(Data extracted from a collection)
□ □ □ □ □ □ □
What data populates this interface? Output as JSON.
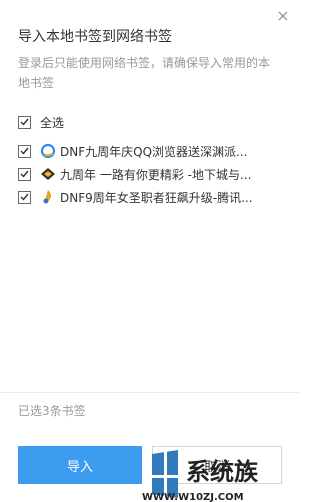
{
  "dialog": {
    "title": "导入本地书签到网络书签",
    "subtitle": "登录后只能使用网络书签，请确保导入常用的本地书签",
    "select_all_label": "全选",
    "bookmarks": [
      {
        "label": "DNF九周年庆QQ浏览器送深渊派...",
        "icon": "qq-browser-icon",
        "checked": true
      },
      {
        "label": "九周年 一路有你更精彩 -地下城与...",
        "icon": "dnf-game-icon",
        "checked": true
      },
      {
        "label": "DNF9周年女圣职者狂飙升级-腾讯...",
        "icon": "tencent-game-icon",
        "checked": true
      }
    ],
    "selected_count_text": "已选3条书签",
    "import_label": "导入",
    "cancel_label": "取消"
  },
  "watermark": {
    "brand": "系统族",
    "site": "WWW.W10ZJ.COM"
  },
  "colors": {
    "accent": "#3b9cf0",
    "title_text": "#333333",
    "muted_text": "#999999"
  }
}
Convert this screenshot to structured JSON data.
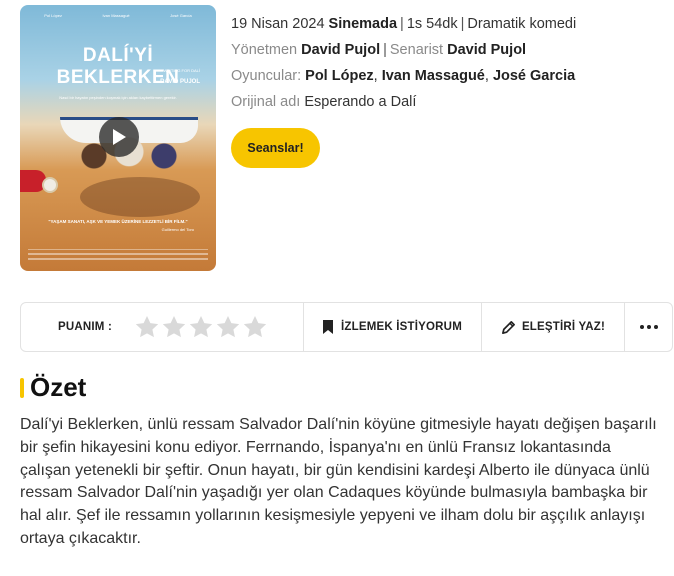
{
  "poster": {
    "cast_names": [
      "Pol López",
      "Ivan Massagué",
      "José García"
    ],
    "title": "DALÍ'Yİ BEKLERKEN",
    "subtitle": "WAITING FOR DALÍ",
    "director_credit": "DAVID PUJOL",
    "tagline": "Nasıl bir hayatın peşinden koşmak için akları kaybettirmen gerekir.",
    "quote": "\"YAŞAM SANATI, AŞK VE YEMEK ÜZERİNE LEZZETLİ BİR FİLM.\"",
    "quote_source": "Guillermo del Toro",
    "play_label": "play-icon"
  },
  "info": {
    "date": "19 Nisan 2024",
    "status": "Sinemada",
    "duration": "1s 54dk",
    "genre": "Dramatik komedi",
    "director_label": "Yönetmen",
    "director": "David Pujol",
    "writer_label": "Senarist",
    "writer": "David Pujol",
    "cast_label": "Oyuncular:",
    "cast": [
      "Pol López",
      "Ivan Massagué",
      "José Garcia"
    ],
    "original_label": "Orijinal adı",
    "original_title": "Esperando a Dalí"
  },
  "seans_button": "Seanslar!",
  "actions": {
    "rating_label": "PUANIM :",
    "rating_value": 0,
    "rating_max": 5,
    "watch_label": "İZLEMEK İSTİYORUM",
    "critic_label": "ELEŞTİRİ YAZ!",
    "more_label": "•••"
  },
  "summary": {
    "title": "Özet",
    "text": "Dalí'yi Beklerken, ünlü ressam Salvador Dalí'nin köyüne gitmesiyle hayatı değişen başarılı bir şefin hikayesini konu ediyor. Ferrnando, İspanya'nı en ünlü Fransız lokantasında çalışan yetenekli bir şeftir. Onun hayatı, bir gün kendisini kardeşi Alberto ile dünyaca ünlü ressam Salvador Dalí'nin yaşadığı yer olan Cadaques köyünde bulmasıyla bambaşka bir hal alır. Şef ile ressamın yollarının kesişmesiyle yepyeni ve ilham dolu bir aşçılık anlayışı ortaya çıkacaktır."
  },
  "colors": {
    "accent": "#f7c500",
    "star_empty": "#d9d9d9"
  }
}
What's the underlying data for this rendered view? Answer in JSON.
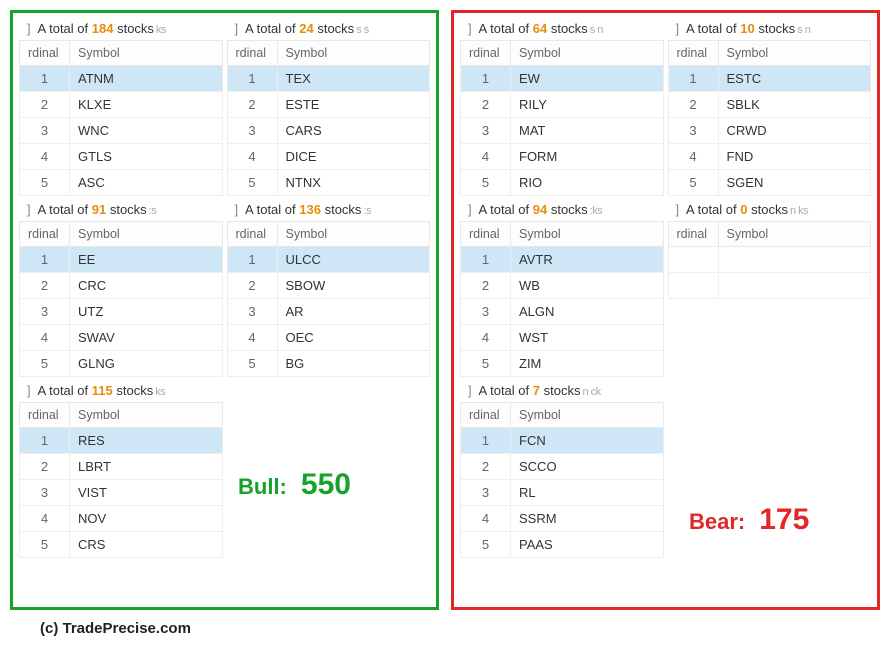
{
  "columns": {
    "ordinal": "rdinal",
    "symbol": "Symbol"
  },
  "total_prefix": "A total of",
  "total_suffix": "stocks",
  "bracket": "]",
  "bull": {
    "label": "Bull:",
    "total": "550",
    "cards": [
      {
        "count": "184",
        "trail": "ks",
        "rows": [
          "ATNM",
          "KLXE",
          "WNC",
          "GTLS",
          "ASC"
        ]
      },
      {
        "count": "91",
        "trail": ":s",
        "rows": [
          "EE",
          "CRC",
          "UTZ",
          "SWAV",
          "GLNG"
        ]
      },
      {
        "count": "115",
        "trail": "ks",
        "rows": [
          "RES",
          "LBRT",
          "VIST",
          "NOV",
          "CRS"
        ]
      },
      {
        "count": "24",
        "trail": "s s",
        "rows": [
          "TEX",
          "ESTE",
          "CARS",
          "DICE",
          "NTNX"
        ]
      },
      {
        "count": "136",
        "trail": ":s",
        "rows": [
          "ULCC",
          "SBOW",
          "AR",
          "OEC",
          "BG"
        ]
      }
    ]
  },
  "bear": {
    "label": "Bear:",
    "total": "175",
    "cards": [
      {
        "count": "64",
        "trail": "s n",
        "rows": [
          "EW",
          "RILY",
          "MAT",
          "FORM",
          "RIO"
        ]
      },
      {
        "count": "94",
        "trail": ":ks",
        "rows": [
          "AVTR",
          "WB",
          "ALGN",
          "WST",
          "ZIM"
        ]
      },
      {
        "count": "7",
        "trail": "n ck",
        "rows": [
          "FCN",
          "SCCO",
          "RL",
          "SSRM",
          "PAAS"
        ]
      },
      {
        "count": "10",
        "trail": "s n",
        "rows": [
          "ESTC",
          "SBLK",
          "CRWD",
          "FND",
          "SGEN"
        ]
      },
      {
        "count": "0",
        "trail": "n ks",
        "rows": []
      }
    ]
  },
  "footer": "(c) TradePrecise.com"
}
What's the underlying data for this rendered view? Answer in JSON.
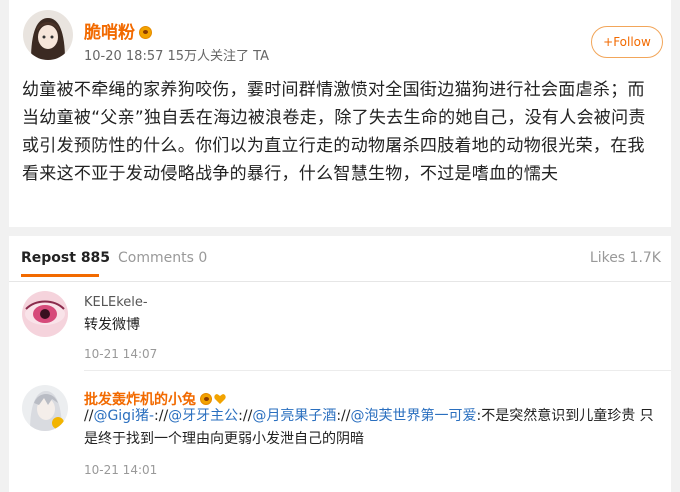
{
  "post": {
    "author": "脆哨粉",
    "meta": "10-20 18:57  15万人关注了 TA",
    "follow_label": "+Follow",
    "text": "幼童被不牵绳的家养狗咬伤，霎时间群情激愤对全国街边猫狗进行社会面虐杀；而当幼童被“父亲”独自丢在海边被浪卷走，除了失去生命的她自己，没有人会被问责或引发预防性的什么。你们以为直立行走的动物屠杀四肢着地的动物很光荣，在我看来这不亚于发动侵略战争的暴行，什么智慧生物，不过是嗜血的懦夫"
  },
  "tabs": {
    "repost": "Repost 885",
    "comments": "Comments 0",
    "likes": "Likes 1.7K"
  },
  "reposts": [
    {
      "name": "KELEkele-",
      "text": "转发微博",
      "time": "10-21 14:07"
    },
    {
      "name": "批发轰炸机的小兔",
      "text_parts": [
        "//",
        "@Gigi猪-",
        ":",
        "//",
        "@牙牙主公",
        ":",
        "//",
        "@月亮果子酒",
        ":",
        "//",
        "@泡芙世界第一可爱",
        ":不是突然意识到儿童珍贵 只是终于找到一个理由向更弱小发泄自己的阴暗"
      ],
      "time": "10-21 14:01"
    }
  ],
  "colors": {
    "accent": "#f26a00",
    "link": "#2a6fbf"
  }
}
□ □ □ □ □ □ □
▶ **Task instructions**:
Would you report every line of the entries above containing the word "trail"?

▶ **Result for this exercise**:
        "trail": "ks",
        "trail": ":s",
        "trail": "ks",
        "trail": "s s",
        "trail": ":s",
        "trail": "s n",
        "trail": ":ks",
        "trail": "n ck",
        "trail": "s n",
        "trail": "n ks",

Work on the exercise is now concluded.